Psychological foundations of explainability and interpretability in artificial intelligence
In this paper, we make the case that interpretability and explainability are distinct requirements for machine learning systems. To make this case, we provide an overview of the literature in experimental psychology pertaining to interpretation (especially of numerical stimuli) and comprehension. We ﬁnd that interpretation refers to the ability to contextualize a model’s output in a manner that relates it to the system’s designed functional purpose, and the goals, values, and preferences of end users. In contrast, explanation refers to the ability to accurately describe the mechanism, or implementation, that led to an algorithm’s output, often so that the algorithm can be improved in some way. Beyond these deﬁnitions, our review shows that humans differ from one another in systematic ways, that affect the extent to which they prefer to make decisions based on detailed explanations versus less precise interpretations. These individual differences, such as personality traits and skills, are associated with their abilities to derive meaningful interpretations from precise explanations of model output.

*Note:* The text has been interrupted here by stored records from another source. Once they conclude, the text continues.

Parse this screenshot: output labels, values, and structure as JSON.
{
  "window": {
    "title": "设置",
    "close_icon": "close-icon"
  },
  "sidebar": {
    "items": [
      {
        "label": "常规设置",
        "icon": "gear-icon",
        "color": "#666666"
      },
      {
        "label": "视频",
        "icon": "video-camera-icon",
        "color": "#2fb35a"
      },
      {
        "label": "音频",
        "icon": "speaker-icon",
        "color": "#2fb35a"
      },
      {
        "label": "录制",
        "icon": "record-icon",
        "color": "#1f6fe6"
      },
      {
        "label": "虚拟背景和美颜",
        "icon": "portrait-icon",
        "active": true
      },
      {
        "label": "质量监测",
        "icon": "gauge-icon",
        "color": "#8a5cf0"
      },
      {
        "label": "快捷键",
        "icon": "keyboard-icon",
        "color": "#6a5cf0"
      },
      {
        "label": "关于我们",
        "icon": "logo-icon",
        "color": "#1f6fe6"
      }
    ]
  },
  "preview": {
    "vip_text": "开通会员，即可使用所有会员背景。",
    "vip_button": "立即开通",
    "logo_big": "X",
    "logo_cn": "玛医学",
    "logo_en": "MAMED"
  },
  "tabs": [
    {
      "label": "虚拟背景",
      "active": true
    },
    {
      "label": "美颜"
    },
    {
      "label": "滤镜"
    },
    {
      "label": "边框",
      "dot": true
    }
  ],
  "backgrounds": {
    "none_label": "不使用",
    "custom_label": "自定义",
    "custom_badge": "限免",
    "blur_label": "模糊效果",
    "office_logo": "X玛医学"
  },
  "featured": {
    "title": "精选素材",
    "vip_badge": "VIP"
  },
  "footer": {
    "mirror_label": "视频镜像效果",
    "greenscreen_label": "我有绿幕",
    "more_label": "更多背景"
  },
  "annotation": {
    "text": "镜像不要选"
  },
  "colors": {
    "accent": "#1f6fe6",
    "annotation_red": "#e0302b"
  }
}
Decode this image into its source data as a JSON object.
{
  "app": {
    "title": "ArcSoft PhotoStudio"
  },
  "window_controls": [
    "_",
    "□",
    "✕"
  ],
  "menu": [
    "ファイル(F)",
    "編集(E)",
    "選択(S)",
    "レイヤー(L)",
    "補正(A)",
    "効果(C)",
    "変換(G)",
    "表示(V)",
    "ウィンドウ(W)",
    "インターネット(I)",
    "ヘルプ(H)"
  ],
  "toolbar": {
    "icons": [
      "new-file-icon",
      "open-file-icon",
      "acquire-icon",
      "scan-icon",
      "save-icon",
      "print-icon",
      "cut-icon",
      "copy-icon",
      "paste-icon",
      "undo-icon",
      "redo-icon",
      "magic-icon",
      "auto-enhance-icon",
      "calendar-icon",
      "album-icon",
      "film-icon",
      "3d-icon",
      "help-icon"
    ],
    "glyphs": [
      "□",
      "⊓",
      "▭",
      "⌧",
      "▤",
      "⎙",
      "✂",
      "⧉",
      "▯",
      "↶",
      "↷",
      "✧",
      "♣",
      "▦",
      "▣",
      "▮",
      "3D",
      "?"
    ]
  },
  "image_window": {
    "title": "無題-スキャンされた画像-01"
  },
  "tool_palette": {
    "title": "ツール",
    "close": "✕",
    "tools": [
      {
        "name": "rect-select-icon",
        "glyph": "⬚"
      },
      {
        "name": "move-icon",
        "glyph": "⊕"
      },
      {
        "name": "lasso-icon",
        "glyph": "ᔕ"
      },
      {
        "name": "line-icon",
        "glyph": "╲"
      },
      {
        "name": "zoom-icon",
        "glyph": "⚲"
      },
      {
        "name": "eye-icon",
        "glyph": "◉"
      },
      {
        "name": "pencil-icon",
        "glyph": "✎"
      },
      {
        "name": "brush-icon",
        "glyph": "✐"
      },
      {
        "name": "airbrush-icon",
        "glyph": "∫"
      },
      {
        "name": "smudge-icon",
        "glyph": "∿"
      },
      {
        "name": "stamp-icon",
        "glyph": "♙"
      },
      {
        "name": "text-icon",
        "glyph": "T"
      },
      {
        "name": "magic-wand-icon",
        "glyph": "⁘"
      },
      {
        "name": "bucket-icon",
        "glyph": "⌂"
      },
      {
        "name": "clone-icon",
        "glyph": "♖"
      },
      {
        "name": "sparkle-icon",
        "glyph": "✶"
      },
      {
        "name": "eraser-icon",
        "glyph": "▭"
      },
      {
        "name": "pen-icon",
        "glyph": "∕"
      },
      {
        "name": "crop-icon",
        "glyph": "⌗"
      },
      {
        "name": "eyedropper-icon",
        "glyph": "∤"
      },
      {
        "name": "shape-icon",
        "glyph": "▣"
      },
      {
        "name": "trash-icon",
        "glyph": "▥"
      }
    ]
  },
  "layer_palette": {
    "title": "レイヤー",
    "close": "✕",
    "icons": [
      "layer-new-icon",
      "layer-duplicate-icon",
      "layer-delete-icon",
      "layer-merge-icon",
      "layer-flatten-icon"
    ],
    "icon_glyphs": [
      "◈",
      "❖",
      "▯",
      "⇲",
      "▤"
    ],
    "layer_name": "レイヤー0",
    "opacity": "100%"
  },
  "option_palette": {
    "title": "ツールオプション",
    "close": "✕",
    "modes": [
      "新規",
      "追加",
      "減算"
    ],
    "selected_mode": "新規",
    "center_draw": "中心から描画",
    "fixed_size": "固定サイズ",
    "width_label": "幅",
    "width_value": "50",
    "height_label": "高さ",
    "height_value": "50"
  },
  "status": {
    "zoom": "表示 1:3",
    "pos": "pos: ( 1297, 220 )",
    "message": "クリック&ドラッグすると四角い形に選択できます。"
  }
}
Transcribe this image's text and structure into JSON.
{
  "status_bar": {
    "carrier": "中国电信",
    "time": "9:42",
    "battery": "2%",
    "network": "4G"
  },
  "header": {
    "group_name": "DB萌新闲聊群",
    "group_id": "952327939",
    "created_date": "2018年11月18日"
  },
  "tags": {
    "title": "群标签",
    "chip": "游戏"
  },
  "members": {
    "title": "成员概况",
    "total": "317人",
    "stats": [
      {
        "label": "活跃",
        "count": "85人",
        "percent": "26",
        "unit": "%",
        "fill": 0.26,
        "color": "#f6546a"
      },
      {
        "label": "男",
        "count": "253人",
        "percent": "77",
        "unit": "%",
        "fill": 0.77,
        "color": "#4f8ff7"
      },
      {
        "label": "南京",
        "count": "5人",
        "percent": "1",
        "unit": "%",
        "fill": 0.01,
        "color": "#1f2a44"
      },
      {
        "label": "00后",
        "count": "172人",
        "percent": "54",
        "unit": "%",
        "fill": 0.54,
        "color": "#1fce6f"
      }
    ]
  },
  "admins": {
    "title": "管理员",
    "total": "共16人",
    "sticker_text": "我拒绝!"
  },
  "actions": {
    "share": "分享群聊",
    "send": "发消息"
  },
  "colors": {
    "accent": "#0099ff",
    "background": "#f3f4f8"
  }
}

This implies that system output should be tailored to different types of users.
Date published: 12 Apr 2021